A new battle cry of American education seems to be college and career readiness. School professionals are being urged to graduate students who can be successful in college and ready for a career. In a speech before Congress in 2009, President Obama raised the bar when he declared that “every American will need to get more than a high school diploma.”
Most of the literature you read that addresses college and career readiness focuses on improving instruction, refining assessments, bolstering graduation requirements or increasing accountability measures. There is little conversation about the relationship between school community and college readiness, specifically the relationship between a student’s sense of belonging in school and her self-understanding with regard to the potential for college admission and success.
A Sense of Belonging

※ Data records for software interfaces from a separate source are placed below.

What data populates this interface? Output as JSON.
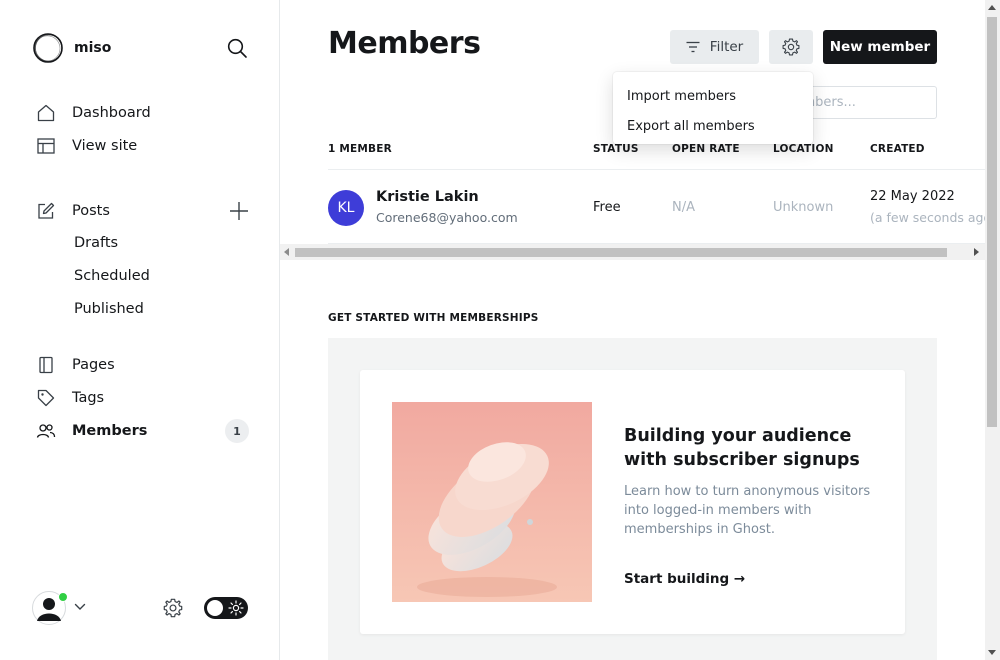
{
  "sidebar": {
    "site_name": "miso",
    "nav_main": [
      {
        "label": "Dashboard",
        "icon": "home-icon"
      },
      {
        "label": "View site",
        "icon": "layout-icon"
      }
    ],
    "posts": {
      "label": "Posts",
      "icon": "edit-icon"
    },
    "posts_sub": [
      "Drafts",
      "Scheduled",
      "Published"
    ],
    "nav_secondary": [
      {
        "label": "Pages",
        "icon": "page-icon"
      },
      {
        "label": "Tags",
        "icon": "tag-icon"
      },
      {
        "label": "Members",
        "icon": "members-icon",
        "count": "1"
      }
    ]
  },
  "header": {
    "title": "Members",
    "filter_label": "Filter",
    "new_member_label": "New member"
  },
  "search": {
    "placeholder": "Search members..."
  },
  "actions_menu": [
    "Import members",
    "Export all members"
  ],
  "table": {
    "count_label": "1 MEMBER",
    "columns": [
      "STATUS",
      "OPEN RATE",
      "LOCATION",
      "CREATED"
    ],
    "rows": [
      {
        "initials": "KL",
        "name": "Kristie Lakin",
        "email": "Corene68@yahoo.com",
        "status": "Free",
        "open_rate": "N/A",
        "location": "Unknown",
        "created": "22 May 2022",
        "created_relative": "(a few seconds ago)"
      }
    ]
  },
  "get_started": {
    "section_title": "GET STARTED WITH MEMBERSHIPS",
    "heading": "Building your audience with subscriber signups",
    "description": "Learn how to turn anonymous visitors into logged-in members with memberships in Ghost.",
    "cta": "Start building →"
  },
  "colors": {
    "accent": "#15171a",
    "avatar_bg": "#3e3dd8",
    "online": "#30cf43"
  }
}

A recent dissertation by Jamie Steiner for St. John Fisher College in Rochester, N.Y., looks at the relationship between students’ sense of belonging in school and their college-going self-efficacy. Steiner administered two surveys to over 200 eighth-grade students in a diverse, suburban district. One survey asked students to reflect on their sense of belonging in school, and the other asked them to share their feelings about whether or not they would attend, and be successful, in college. Steiner found that if students felt as if they belonged to the school community, the more likely they would be confident of succeeding in college.
We know that caring teachers, counselors and administrators influence a child’s sense of belonging. We know that students who feel a sense of psychological connection to their school community are more likely to be engaged in their learning and are more likely to behave in ways that promote self-development and socialization. And now we have evidence that students who feel connected are more likely to see themselves as future college students.
Counselors must play a critical role in helping students connect to their school community and in building their sense of college-going self-efficacy. And this is not an exhortation just for counselors who work with juniors and seniors in high school. Counselors who work with children of all ages must think about how their students experience school, and how that experience will have long-term ramifications on their sense of self and on their academic and professional lives.
Those who hold leadership roles within our schools must come to terms with the fact that standards, curriculum, instruction, assessments and accountability will only get you so far in improving student achievement. If you do not address the underlying issue of the student experience, these efforts might not have a discernible impact. In a worst-case scenario, they may do harm by fostering greater levels of anxiety, frustration and confusion in our schools. It was no surprise to me that Steiner found this positive relationship. It’s human nature—if we feel we belong, we are more likely to view ourselves as having the potential to achieve. It’s troubling that this simple principle seems to have been lost in the debate about educational reform. This research is a powerful reminder, though, that if you want your students thinking about college, you need to care for them and bring them into your school community—now.
Christopher Griffin is the director of guidance for the Katonah-Lewisboro (N.Y.) School District. Jamie Steiner, a middle school counselor at Sleepy Hollow Middle School, contributed to this article.